Data to process:
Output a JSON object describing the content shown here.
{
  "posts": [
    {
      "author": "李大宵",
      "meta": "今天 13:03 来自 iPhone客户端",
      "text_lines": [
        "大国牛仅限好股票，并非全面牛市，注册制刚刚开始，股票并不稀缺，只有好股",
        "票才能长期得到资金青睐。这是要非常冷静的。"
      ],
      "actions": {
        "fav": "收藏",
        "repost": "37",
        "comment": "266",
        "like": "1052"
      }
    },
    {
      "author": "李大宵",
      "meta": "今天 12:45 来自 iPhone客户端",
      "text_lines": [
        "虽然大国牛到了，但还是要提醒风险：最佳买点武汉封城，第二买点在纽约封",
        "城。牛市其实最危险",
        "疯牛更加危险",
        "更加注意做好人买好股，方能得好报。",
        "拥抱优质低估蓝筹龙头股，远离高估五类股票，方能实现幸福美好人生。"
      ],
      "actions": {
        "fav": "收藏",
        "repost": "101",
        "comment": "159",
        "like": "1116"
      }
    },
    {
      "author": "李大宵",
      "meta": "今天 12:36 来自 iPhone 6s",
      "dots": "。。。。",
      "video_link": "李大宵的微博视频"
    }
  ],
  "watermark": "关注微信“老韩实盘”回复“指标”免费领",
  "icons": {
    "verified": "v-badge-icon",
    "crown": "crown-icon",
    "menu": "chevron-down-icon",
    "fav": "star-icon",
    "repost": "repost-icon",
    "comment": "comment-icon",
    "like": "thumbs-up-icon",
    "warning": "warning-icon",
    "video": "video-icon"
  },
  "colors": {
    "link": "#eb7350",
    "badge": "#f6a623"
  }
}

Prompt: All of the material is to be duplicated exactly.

Expected output:
Output a JSON object describing the content shown here.
{
  "posts": [
    {
      "author": "李大宵",
      "meta": "今天 13:03 来自 iPhone客户端",
      "text_lines": [
        "大国牛仅限好股票，并非全面牛市，注册制刚刚开始，股票并不稀缺，只有好股",
        "票才能长期得到资金青睐。这是要非常冷静的。"
      ],
      "actions": {
        "fav": "收藏",
        "repost": "37",
        "comment": "266",
        "like": "1052"
      }
    },
    {
      "author": "李大宵",
      "meta": "今天 12:45 来自 iPhone客户端",
      "text_lines": [
        "虽然大国牛到了，但还是要提醒风险：最佳买点武汉封城，第二买点在纽约封",
        "城。牛市其实最危险",
        "疯牛更加危险",
        "更加注意做好人买好股，方能得好报。",
        "拥抱优质低估蓝筹龙头股，远离高估五类股票，方能实现幸福美好人生。"
      ],
      "actions": {
        "fav": "收藏",
        "repost": "101",
        "comment": "159",
        "like": "1116"
      }
    },
    {
      "author": "李大宵",
      "meta": "今天 12:36 来自 iPhone 6s",
      "dots": "。。。。",
      "video_link": "李大宵的微博视频"
    }
  ],
  "watermark": "关注微信“老韩实盘”回复“指标”免费领",
  "icons": {
    "verified": "v-badge-icon",
    "crown": "crown-icon",
    "menu": "chevron-down-icon",
    "fav": "star-icon",
    "repost": "repost-icon",
    "comment": "comment-icon",
    "like": "thumbs-up-icon",
    "warning": "warning-icon",
    "video": "video-icon"
  },
  "colors": {
    "link": "#eb7350",
    "badge": "#f6a623"
  }
}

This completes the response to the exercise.